CarmelCarmel. Not where Elias dwelt, but a city and mountain 10 miles east of Eleutheropolis. Nabal rendered it famous by his imprudence, (1 K. xxv.) and Saul by a triumphal arch, 1 K. xv. 12. --- Carmel, so famous for the miracles of Elias, 3 K. xviii. 20. Josephus (Bel. ii. 17,) places it 120 stadia south of Ptolemais. This range of mountains extended northward through the tribes of Issachar and of Zabulon. Pliny (v. 17,) speaks of a promontory and of a town of this name. Here also the god Carmel was adored, having an altar, but no temple or image, as the ancients had decreed. Nec simulacrum Deo aut templum, (sic tradidere majores) ara tantum et reverentia. Tacit. Hist. ii. 78. --- Vespasian consulted the priest Basilides. Carmel means "the vineyard of the Lord," or the excellent vineyard, &c. It was so rich and beautiful as to become proverbial.
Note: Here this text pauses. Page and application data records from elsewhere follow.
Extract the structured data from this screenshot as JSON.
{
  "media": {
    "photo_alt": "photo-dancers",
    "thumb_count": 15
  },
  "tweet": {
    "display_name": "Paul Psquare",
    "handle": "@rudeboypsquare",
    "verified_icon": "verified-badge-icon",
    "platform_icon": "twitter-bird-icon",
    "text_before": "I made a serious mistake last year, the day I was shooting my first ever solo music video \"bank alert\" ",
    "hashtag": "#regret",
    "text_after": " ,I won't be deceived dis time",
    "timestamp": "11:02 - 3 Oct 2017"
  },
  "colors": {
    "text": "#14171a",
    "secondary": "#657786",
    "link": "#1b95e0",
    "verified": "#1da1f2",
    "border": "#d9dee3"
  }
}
The spouse compares the head of his beloved to Carmel. C. vii. 5. Isaias (xxxii. 15,) foretels that the deserts shall be equal to Carmel. It was covered with wood and fruit. S. Jerom in Isai. x. 18. Jer. iv. 26. The city, which was built upon this mountain, and which Pliny calls by the same name, was formerly styled Ecbatana. The oracle had denounced to Cambyses that he should die at Ecbatana, and he concluded that the city of Media was meant; but it was "that of Syria," says Herodotus, (iii. 64,) where he died.
BasanBasan (Deut 3:4), a region S. of the Plain of Damascus; at first the Kingdom of Og, then given to the tribe of Manasses.
Ver. 10. Myself, when all human aid fails.
Ver. 11. You, Assyrians, are bringing destruction upon yourselves. C.
Ver. 14. Of you. Heb. "of us." H.
--- They are seriously alarmed at the sight of the fires prepared to burn the dead bodies of the Assyrians, (C. xxx. 33.) and begin to think of hell, (C.) which their sins deserve. H.
Ver. 15. Blood. Avoiding revenge, and punishing the guilty, without respect to persons. Such was Ezechias, and therefore his enemies could not hurt him.
Ver. 16. Sure. Never failing. C.
--- This was a great advantage in those dry regions. H.
Ver. 17. King Ezechias, or he shall be one of his courtiers.
--- Off. Their limits shall be extended. Those who believe in Christ, shall cast their eyes up towards their heavenly country. Heb. ix. 13.
Ver. 18. Ones. These questions were put by the people, when the enemy approached; or they now rejoice that their severe masters were gone.
Ver. 19. Shameless, unjust Assyrians. Lu. xviii. 2. When shame is gone, people give way to every excess.
--- Profound. Unknown to the Jews. 4 K. xviii. 26.
--- No wisdom, manners, or piety.
Ver. 20. Broken. It was taken 125 years afterwards. The Church remains till the end of time, (C.) whereas both the prophets and history assure us, that Jerusalem was subject to destruction. W.
Ver. 21. Of rivers. He speaks of the rivers of endless joys that flow from the throne of God to water the heavenly Jerusalem, like a deep river. C.
Ver. 23. Thy tacklings. He speaks of the enemies of the Church, under the allegory of a ship that is disabled. Ch.
--- Sennacherib shall attempt invasion no more than a ship without masts would put to sea.
Ver. 24. Feeble. All were obliged to collect the plunder, to be afterwards divided. None shall plead illness. The inhabitants of Jerusalem will not feel the effects of sin (C.) on this occasion. H.